Designed by Sir Edwin Lutyens
Total burials Over 11,500
Unknown burials 73
Burials by nation
  • UK - 8819
  • Canada - 1145
  • Australia - 464
  • New Zealand - 260
  • South Africa - 68
  • India - 17
  • Germany - 658
Burials by war
First World War - 10773
Second World War - 119
Statistics source: [1][2]

Étaples Military Cemetery is a Commonwealth War Graves Commission cemetery in Étaples, near Boulogne on the north-west coast of France. The cemetery holds over 11,500 dead from both World War I and World War II.[1]


Étaples was the scene of much Allied activity during World War I due to its safety from attack by enemy land forces and the existence of railway connections with both the northern and southern battlefields.[1] The town was home to 16 hospitals and a convalescent depot, in addition to a number of reinforcement camps for Commonwealth soldiers and general barracks for the French Army.[1] Of more than 11,500 soldiers interred in Étaples Military Cemetery, over 10,000 of these men were casualties of World War I who died in Étaples or the surrounding area.[1]

The abundance of military infrastructure in Étaples gave the town a capacity of around 100,000 troops in World War I and made the area a serious target for German aerial bombing raids, from which the town suffered heavily. The combination of withstanding these attacks and giving over their homes to the war effort led to Étaples being awarded the Croix de Guerre in 1920.[3]

The Second World War once again saw Allied hospitals stationed in Étaples, and with them the reopening of the cemetery to cope with the casualties of another war. 119 men were buried in Étaples Military Cemetery in World War II, this low number attributable to the fact that the hospitals were only in place from January 1940 until the British withdrawal from the Continent in May of the same year.[1]

The cemetery[edit]

Designed by Sir Edwin Lutyens, Étaples Military Cemetery is the largest CWGC cemetery in France,[1] and contains the remains of soldiers from the United Kingdom, Canada, Australia, New Zealand, South Africa, India and Germany.[2] The Commonwealth War Graves Commission has only published the number of Commonwealth and German dead buried in Étaples, although its records for the cemetery note that it contains 'a few war graves of other nationalities'.[1]

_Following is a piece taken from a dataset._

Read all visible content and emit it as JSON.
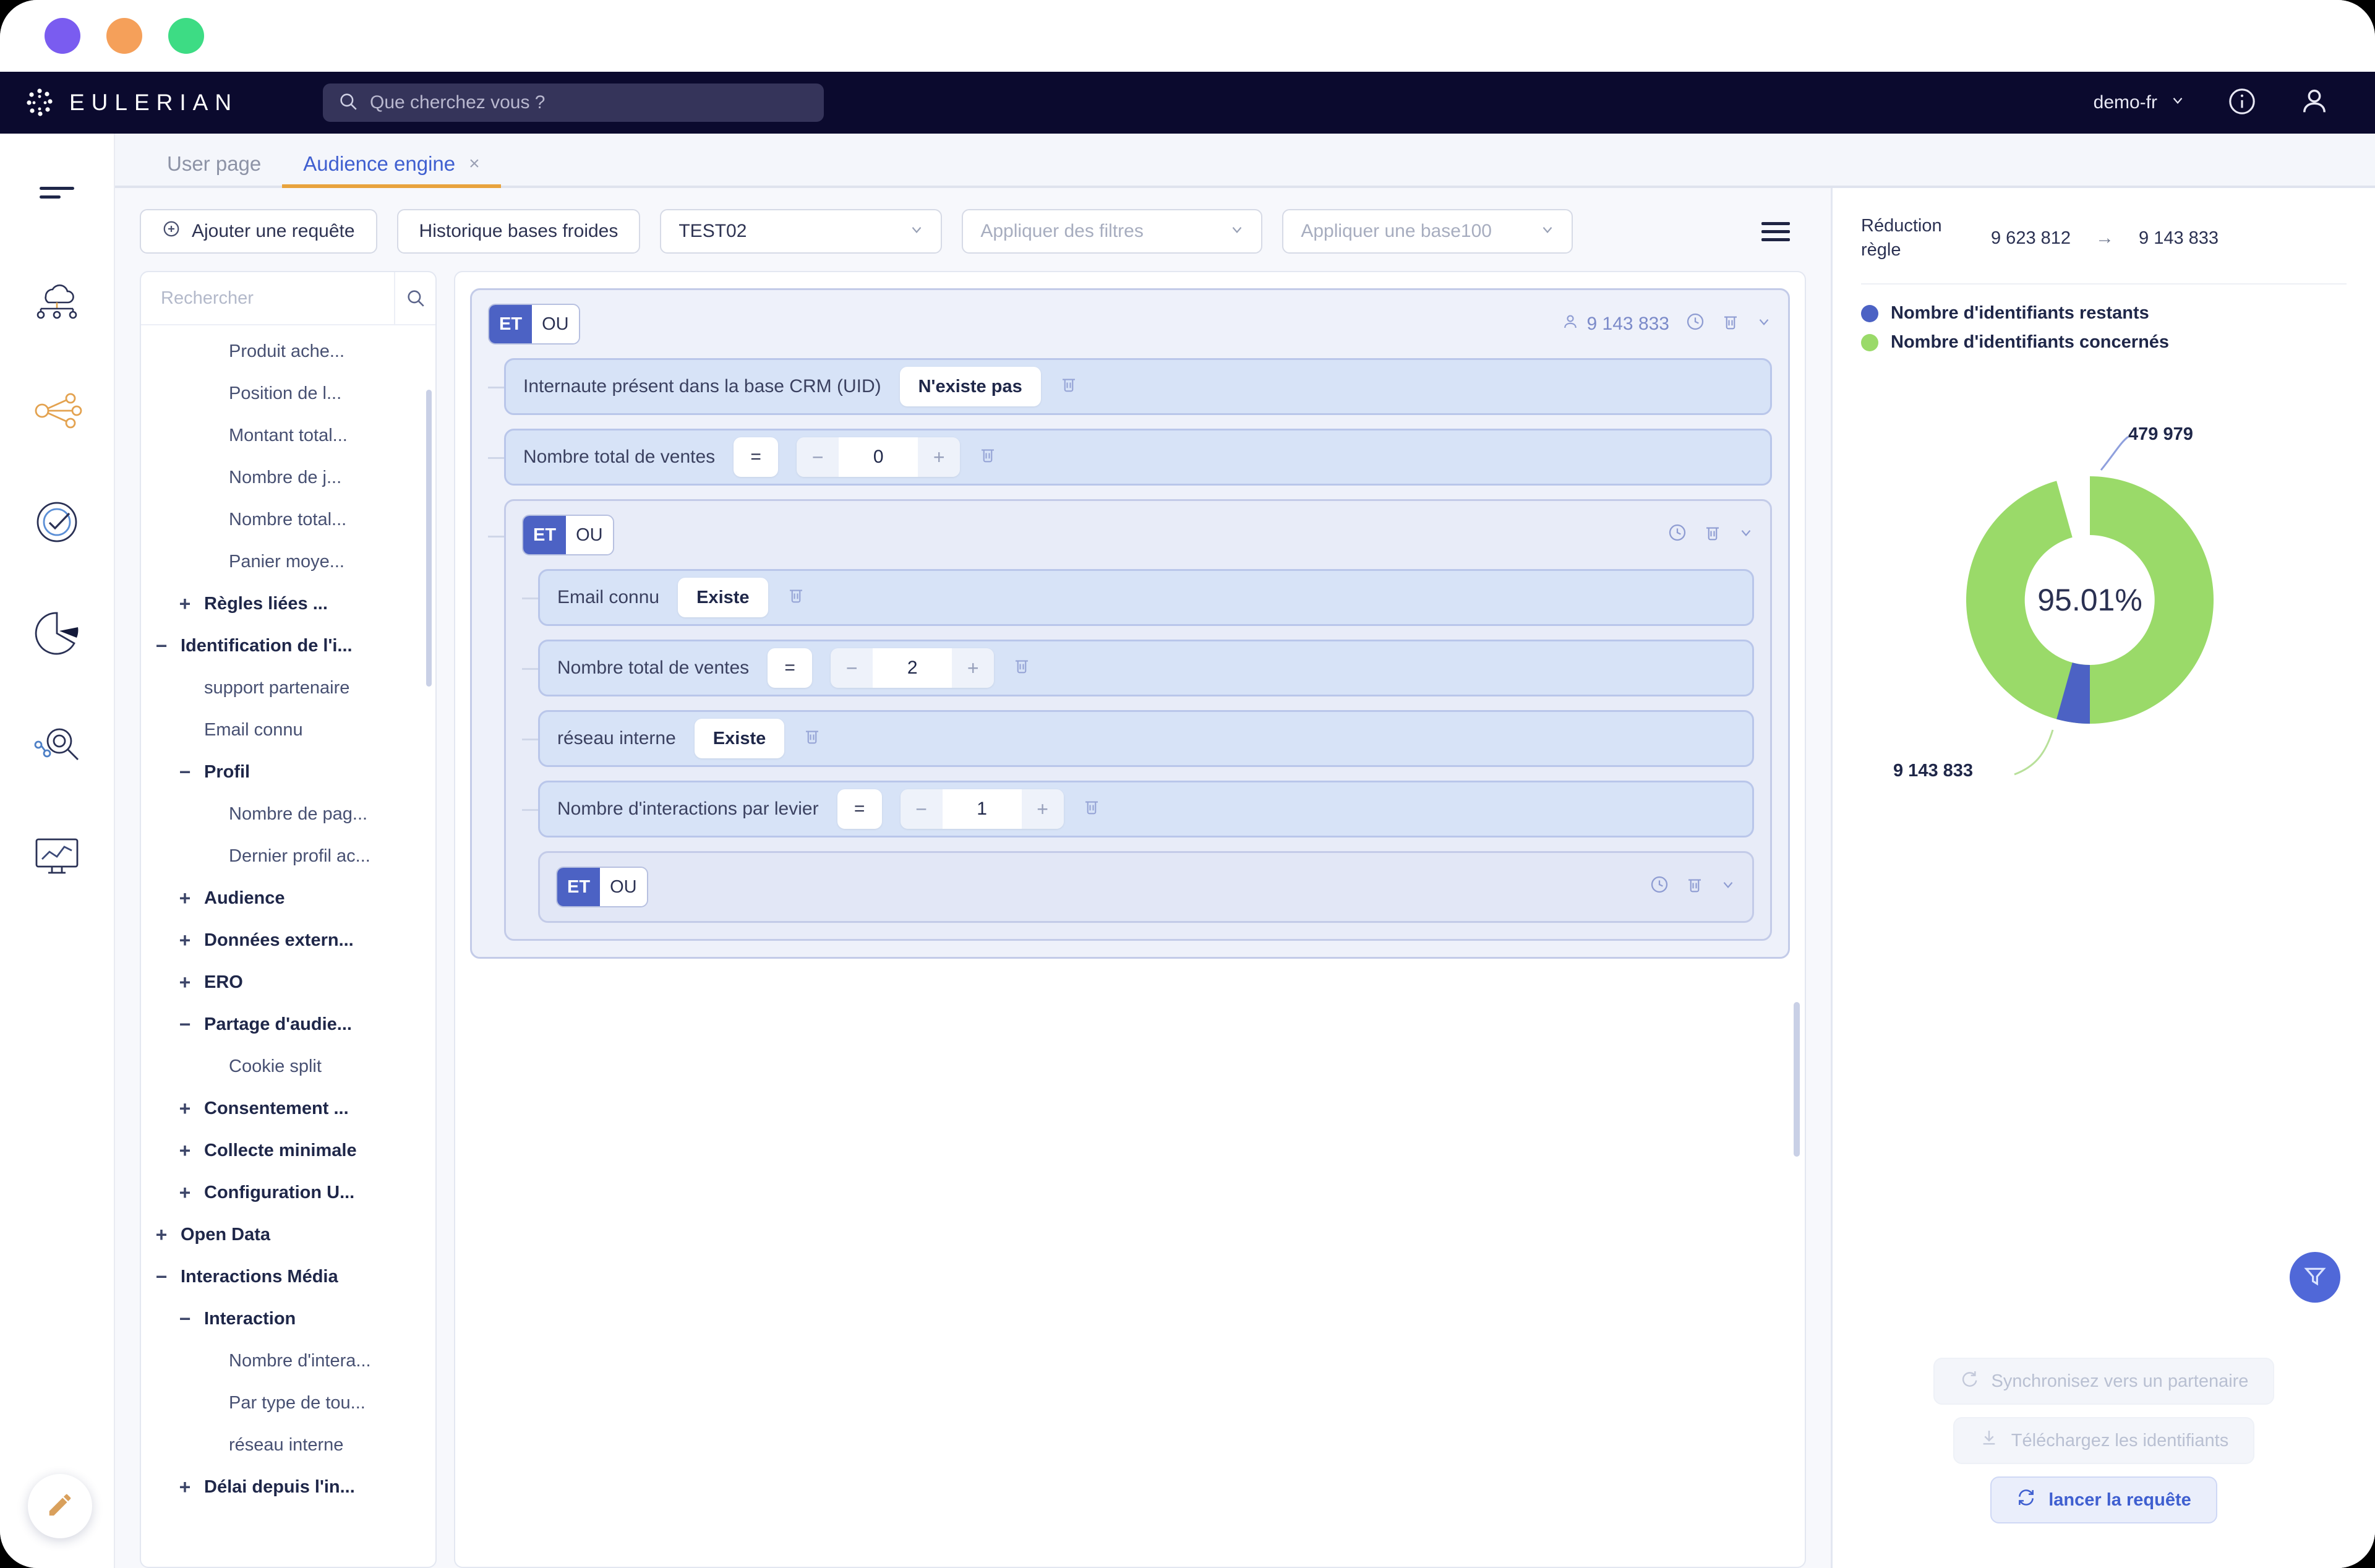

In total, the cemetery contains 10,792 Commonwealth burials of which only 73 are unidentified. There are also 658 German burials in the cemetery.

Etaples cemetery, May 2016

Notable burials[edit]

Notable burials or memorials include:

2003 vandalism[edit]

In March 2003, vandals protesting against the Anglo-American invasion of Iraq daubed anti-British and anti-American slogans in red paint across parts of the Étaples Military Cemetery.[4] The actions drew widespread condemnation from the United Kingdom, United States, and Australia and from within France itself. The French National Assembly described the vandalism as 'barbaric, monstrous and utterly despicable', while French President Jacques Chirac wrote to the Queen to express his 'sincere regrets'.[5][6]


  1. ^ a b c d e f g h "Cemetery Details: Etaples Military Cemetery". Commonwealth War Graves Commission. 2015. Retrieved 9 May 2015. 
  2. ^ a b c Whittam, Brent; Heard, Terry (2013). "Etaples Military Cemetery, Etaples, Pas de Calais, France". World War One Cemeteries. Retrieved 9 May 2015. 
  3. ^ Baudelicque, Pierre (2015). "L'histoire de la Cité des Pêcheurs". Etaples-tourisme.com (in French). Retrieved 9 May 2015. 
  4. ^ "British war memorial vandalised". The Guardian. 2 April 2003. Retrieved 9 May 2015. 
  5. ^ Bremner, Charles; Hamilton, Alan (4 April 2003). "Chirac apologises to Queen for attack". The Times. Retrieved 24 November 2007. (subscription required (help)). 
  6. ^ "Chirac apologises for graves graffiti". BBC News. 3 April 2003. Retrieved 9 May 2015. 

External links[edit]